Here’s my ideal setup:

  • Use the same computer in all situations so that I only have to manage one configuration
  • Use a large display for improved productivity
  • My family has an all-in-one computer that’s easy to use
  • As few devices and wires as possible

Here’s my computer situation:

Until recently, I used the work laptop at work using the Thunderbolt Display and at home I used the iMac. This meant that I had to maintain two configurations and try to keep them in sync as much as possible, which as anyone with any experience knows, ends up being a constant annoyance. Recently I spent some time coming up with an approach that allows me to achieve my ideal setup given the above set of devices. Here’s how it works.

The Work Setup

The work setup is pretty easy. Since I don’t have to share my computer with my family at work, I just connect the Thunderbolt Display to the MacBook Pro using using the monitor’s Thunderbolt Cable and use Bluetooth to connect the keyboard/trackpad to the MacBook Pro and I’m done.

The Home Setup

The home setup is trickier, because I want to use my laptop for the purposes of “same computer always”, and I want to use the iMac’s big display, but when I’m not using the iMac, I want my family to be able to use it as a normal computer. The iMac has a feature called Target Display Mode, which lets you use the iMac as a display for your laptop, but there’s a problem – I can’t easily connect the keyboard / trackpad to the MacBook Pro because they’re already connected to the iMac. And you can’t just disconnect them from your iMac because you need to trigger Target Display Mode from the keyboard. And once you trigger Target Display Mode, you can no longer use the iMac GUI to turn off Bluetooth!

My solution, which I derived from this article, is to configure the laptop to be able to remotely turn the iMac’s Bluetooth on and off. Once you can do this, it’s straightforward – though a bit hacky – to use the Bluetooth keyboard / trackpad with the iMac -OR- the MacBook Pro, depending on what you’re trying to do. Here’s how it works:

One-time Setup Activities

  1. Install blueutil on both computers. Blueutil is a simple utility that allows you to turn Bluetooth on and off from the Mac’s Terminal.
  2. Configure the iMac to allow incoming SSH connections. System Preferences -> Sharing -> Check “Remote Login”.
  3. (Optional) Configure your home networking to give the iMac a static IP address.
  4. (Optional) Edit your MacBook Pro’s /etc/hosts file to alias the iMac’s static IP address with a shortname like ‘iMac’.
  5. (Optional) Add your MacBook Pro’s public key file to your iMac’s $HOME/.ssh/authorized_keys file so you can run SSH commands without entering your password.
  6. Disable your iMac’s Bluetooth by running ssh bill@home-imac '/usr/local/bin/blueutil off' and then pair the wireless keyboard and trackpad with your MacBook Pro.
  7. Go to either “Use the iMac as a Display for Your Work Laptop” or  “Use the iMac in Normal Mode” depending on what you want to do next.

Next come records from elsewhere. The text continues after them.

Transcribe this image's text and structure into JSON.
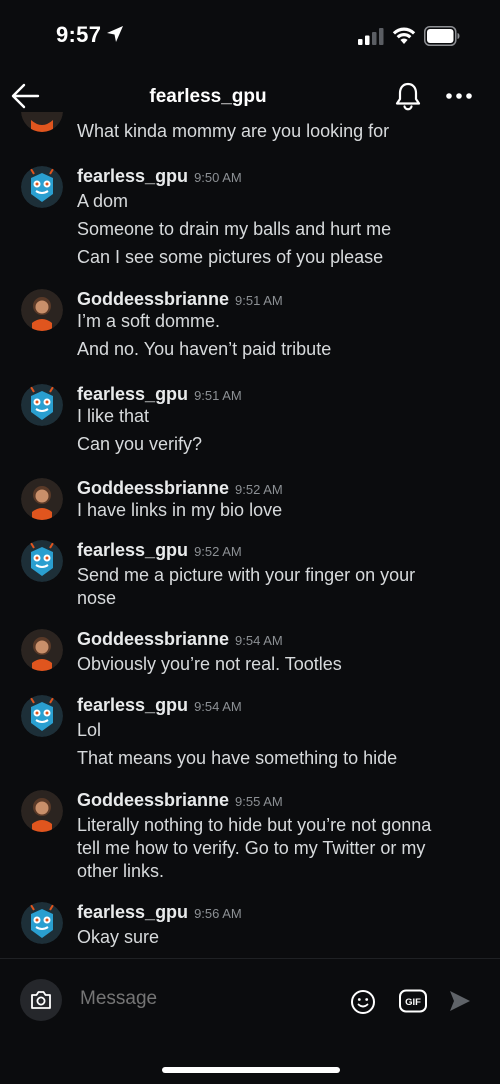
{
  "status_bar": {
    "time": "9:57"
  },
  "header": {
    "title": "fearless_gpu"
  },
  "top_partial": {
    "text": "What kinda mommy are you looking for"
  },
  "messages": [
    {
      "user": "fearless_gpu",
      "time": "9:50 AM",
      "lines": [
        "A dom",
        "Someone to drain my balls and hurt me",
        "Can I see some pictures of you please"
      ]
    },
    {
      "user": "Goddeessbrianne",
      "time": "9:51 AM",
      "lines": [
        "I’m a soft domme.",
        "And no. You haven’t paid tribute"
      ]
    },
    {
      "user": "fearless_gpu",
      "time": "9:51 AM",
      "lines": [
        "I like that",
        "Can you verify?"
      ]
    },
    {
      "user": "Goddeessbrianne",
      "time": "9:52 AM",
      "lines": [
        "I have links in my bio love"
      ]
    },
    {
      "user": "fearless_gpu",
      "time": "9:52 AM",
      "lines": [
        "Send me a picture with your finger on your",
        "nose"
      ]
    },
    {
      "user": "Goddeessbrianne",
      "time": "9:54 AM",
      "lines": [
        "Obviously you’re not real. Tootles"
      ]
    },
    {
      "user": "fearless_gpu",
      "time": "9:54 AM",
      "lines": [
        "Lol",
        "That means you have something to hide"
      ]
    },
    {
      "user": "Goddeessbrianne",
      "time": "9:55 AM",
      "lines": [
        "Literally nothing to hide but you’re not gonna",
        "tell me how to verify. Go to my Twitter or my",
        "other links."
      ]
    },
    {
      "user": "fearless_gpu",
      "time": "9:56 AM",
      "lines": [
        "Okay sure"
      ]
    }
  ],
  "composer": {
    "placeholder": "Message"
  },
  "colors": {
    "background": "#0b0c0e",
    "text": "#d7dadc",
    "timestamp": "#8c9094",
    "avatar_robot": "#2a9fd0",
    "avatar_girl": "#e0551e"
  },
  "icons": [
    "location-arrow-icon",
    "signal-icon",
    "wifi-icon",
    "battery-icon",
    "back-arrow-icon",
    "bell-icon",
    "more-icon",
    "camera-icon",
    "emoji-icon",
    "gif-icon",
    "send-icon"
  ]
}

Use the iMac as a Display for Your Work Laptop

Each time you want to use the iMac for work, you need to turn it into a glorified display for your MacBook Pro and connect the wireless keyboard/trackpad with the MacBook Pro. These are the steps:

  1. Connect the Thunderbolt cable
  2. Enter target display mode by pressing Command+F2 on the iMac
  3. From the MacBook Pro, run the following commands, changing the username and hostname of course:
    # Turn Bluetooth off for the iMac
    ssh bill@home-imac '/usr/local/bin/blueutil off'
    # Turn Bluetooth on for the MacBook Pro
    blueutil on
  4. Close your MacBook Pro’s monitor

If everything went well, you should see your MacBook Pro’s desktop on your iMac’s display and you should be able to use the keyboard and trackpad as normal.

Use the iMac in Normal Mode

Each time you want to turn the iMac back into a standalone home computer, you need to give its display back and reconnect the wireless keyboard/trackpad with the iMac. These are the steps:

  1. Disconnect the Thunderbolt cable, which exits target display mode
  2. From the MacBook Pro, run the following commands:
    # Turn Bluetooth off for the MacBook Pro
    blueutil off
    # Turn Bluetooth off for the iMac
    ssh bill@home-imac '/usr/local/bin/blueutil on'

If everything went well, you should see your iMac’s desktop and you should see keyboard and trackpad working with the iMac.

This is obviously way more low-level work than you’d expect with an all-Apple setup, but I think Apple is unlikely to fix something like this since it’s relevant to a very small number of people and I suspect it would be expensive and complicated to come up with an elegant solution. I would love to be proven wrong on this, of course 🙂